By Brian Wheeler
BBC News reporter, on the Northern Line
Being stuck in a tunnel for 40 minutes is not an unusual occurrence on the London underground.
London is getting back to normal
But on the morning after the worst peacetime bomb attacks Britain has seen, even the most routine-sounding tannoy announcements took on a more sinister aspect.
The thought of the horrific events unfolding less than 24 hours earlier, in carriages exactly like the one we were sitting in, must have been on everyone's mind.
But no one panicked when our train ground to a halt or, as the silent minutes ticked by, looked like they feared for their safety.
I started my journey, as usual, at Kentish Town station.

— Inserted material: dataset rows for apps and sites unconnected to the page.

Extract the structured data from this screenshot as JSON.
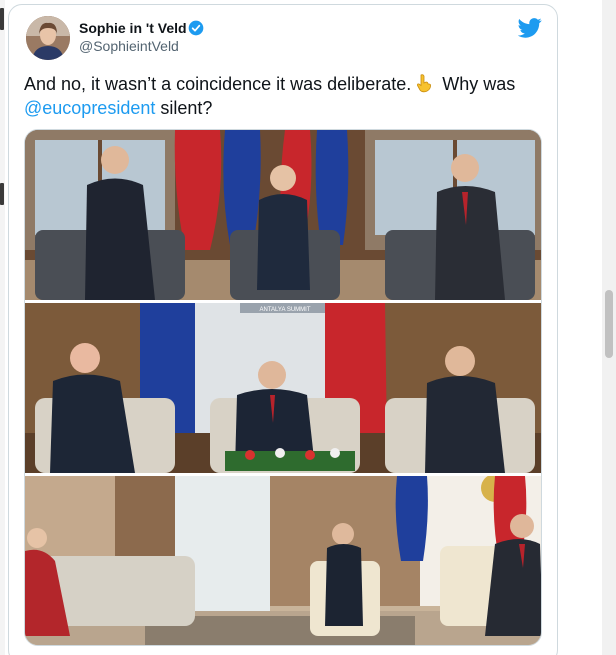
{
  "author": {
    "name": "Sophie in 't Veld",
    "handle": "@SophieintVeld",
    "verified": true
  },
  "tweet": {
    "text_part1": "And no, it wasn’t a coincidence it was deliberate.",
    "text_part2": " Why was ",
    "mention": "@eucopresident",
    "text_part3": " silent?",
    "emoji": "pointing-down-hand-icon"
  },
  "photos": [
    {
      "name": "photo-1",
      "description_icon": "meeting-photo-icon"
    },
    {
      "name": "photo-2",
      "description_icon": "meeting-photo-icon",
      "sign_text": "ANTALYA SUMMIT"
    },
    {
      "name": "photo-3",
      "description_icon": "meeting-photo-icon"
    }
  ],
  "colors": {
    "text": "#0f1419",
    "secondary": "#536471",
    "accent": "#1d9bf0",
    "border": "#cfd9de"
  }
}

The platform had been much less crowded than normal and nobody was speaking to each other, but then they never do.
The trains appeared to be running smoothly and, reassuringly, it was still impossible to get a seat.
The Northern Line passes through King's Cross station, which, we were told, was still closed, as a result of Thursday's bomb blast.
There was little solace to be had in the newspapers
As our train ground to a halt just outside Camden Town, a familiar feeling of resigned frustration washed over the carriage. This is par for the course for the underground.
But a few nervous glances were exchanged when the driver informed us that there had been a security alert at Euston.
One young woman looked a bit frightened. Others just buried themselves in their books or stared into space. A few tried to snooze.
There was absolute silence.
Normally, in a situation like this, people try to alleviate the boredom by reading their newspapers.
And today was no different - except the headlines they were reading were hardly a source of light relief.
"There was fire everywhere, everyone was screaming" said one, referring to the tragedy that had happened a few thousand metres from where we were sitting.
The platform was less crowded than normal
The rustling of the newspapers, as we sat there in total silence, only seemed to add to the growing tension. But there were few outward signs that my fellow passengers were worried about their safety.
The driver was doing his best to sound reassuring in his tannoy announcements, sounding not unlike an airline pilot warning passengers about a spot of turbulence.
But some of the messages were not ones I had heard before, in years of commuting by tube.
Twice a recorded woman's voice advised us to hold on tight because the train was about to move forward slowly and then stop suddenly.
At one point, the driver said an official was walking down the track toward the train.
A light flicked on in the tunnel. This did not feel quite right.
Even the electronic ticker that tells you which station is ahead was corrupted.
Eventually we inched slowly into Mornington Crescent, only making it about half way along the platform.
We were "de-trained" and about half of the passengers decided to head for the exit. The rest of us waited for another train.
Rachel Cass: 'Train was empty'
If anyone was feeling anxious, they were not letting it show. Yet talking to commuters earlier at Kentish Town revealed just how worried some people were about using London's transport system in the aftermath of Thursday's attacks.
Louise Macdonald, 22, who works in Kensington, said she did not want to get on a bus when she got up this morning.
"I rang my manager and had a little cry and said I don't want to come in.
"He just said 'so you are not going to catch public transport for the rest of your life?' He is right, of course."
Kerry Miller, 19, who works in a post room, said: "I thought about not coming in, but my family talked me into it. I never normally travel by tube, let alone now this has happened."
Other people were more philosophical.
Abbie Kenyon, 27, who works at the Victoria and Albert museum, said: "I don't think anyone is particularly scared there is going to be another attack.
"Myself and a lot of my friends have feared something like this happening for several years.
"I don't think it is going to cross my mind any more than it normally would."
Ben Billington said: "I just think you have to get on with it. The chances of a bomb actually being present are so small."
Rachel Cass, 21, said she was "terrified" at the prospect of using the tube again, but "you have to get on with it".
"The train was absolutely empty. It is the first time I have had a tube in a rush hour when it has been like that.
"It was the usual tube atmosphere. I thought it would be a bit more friendly."